● Work order: Isolate every line in the records below with "Assets" in it.

**** Recorded information ****

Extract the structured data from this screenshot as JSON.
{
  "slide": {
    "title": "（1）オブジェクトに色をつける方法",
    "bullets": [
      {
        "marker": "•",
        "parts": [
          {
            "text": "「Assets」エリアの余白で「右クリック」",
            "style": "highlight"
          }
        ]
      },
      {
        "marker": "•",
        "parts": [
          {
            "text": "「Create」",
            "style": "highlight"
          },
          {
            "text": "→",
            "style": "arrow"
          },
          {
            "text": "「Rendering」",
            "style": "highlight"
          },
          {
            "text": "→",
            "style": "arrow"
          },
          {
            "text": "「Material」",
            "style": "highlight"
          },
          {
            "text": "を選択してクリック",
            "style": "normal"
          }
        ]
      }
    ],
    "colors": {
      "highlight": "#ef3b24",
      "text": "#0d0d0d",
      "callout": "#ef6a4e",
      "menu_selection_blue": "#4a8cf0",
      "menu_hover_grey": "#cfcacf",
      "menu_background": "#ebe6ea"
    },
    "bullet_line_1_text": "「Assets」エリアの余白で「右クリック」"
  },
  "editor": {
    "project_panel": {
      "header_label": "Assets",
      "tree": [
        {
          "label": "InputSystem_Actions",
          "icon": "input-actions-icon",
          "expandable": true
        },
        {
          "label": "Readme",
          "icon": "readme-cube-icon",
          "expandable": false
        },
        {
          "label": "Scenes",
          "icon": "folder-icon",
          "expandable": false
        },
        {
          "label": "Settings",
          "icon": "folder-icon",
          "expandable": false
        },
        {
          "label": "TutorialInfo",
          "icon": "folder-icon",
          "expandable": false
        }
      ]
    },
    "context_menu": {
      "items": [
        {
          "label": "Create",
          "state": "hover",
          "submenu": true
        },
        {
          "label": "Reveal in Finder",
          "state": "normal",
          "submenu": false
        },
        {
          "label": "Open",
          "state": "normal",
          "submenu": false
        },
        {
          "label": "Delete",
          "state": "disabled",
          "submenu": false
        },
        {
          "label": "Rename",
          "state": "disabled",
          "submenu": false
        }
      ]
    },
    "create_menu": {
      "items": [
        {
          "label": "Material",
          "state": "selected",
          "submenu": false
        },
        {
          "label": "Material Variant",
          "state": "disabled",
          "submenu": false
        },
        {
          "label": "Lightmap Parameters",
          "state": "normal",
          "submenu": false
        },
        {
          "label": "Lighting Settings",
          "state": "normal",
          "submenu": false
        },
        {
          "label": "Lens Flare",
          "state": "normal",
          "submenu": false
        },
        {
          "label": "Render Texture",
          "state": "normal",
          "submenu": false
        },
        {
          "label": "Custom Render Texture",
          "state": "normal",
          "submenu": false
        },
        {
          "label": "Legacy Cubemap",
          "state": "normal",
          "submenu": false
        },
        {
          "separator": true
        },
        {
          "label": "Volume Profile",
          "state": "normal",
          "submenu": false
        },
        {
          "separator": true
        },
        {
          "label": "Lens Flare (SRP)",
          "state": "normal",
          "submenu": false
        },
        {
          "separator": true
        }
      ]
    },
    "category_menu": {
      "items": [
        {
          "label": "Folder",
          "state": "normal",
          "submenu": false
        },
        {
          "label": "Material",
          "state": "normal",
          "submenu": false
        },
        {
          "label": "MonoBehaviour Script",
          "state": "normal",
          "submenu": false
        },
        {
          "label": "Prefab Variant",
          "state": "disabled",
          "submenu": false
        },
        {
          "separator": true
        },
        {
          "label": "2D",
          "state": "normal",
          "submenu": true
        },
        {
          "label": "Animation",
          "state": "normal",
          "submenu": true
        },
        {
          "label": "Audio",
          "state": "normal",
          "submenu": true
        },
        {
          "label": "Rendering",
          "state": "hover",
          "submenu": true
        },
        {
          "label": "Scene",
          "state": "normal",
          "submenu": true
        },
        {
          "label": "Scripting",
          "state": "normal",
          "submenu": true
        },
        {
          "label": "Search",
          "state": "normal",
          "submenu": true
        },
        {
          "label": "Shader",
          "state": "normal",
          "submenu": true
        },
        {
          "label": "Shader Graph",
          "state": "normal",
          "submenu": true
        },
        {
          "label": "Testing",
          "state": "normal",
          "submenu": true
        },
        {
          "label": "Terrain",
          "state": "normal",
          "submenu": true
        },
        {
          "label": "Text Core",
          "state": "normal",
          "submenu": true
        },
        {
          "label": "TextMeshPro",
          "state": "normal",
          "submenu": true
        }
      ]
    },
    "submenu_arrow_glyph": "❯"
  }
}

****

● Worked solution:
            "text": "「Assets」エリアの余白で「右クリック」",
    "bullet_line_1_text": "「Assets」エリアの余白で「右クリック」"
      "header_label": "Assets",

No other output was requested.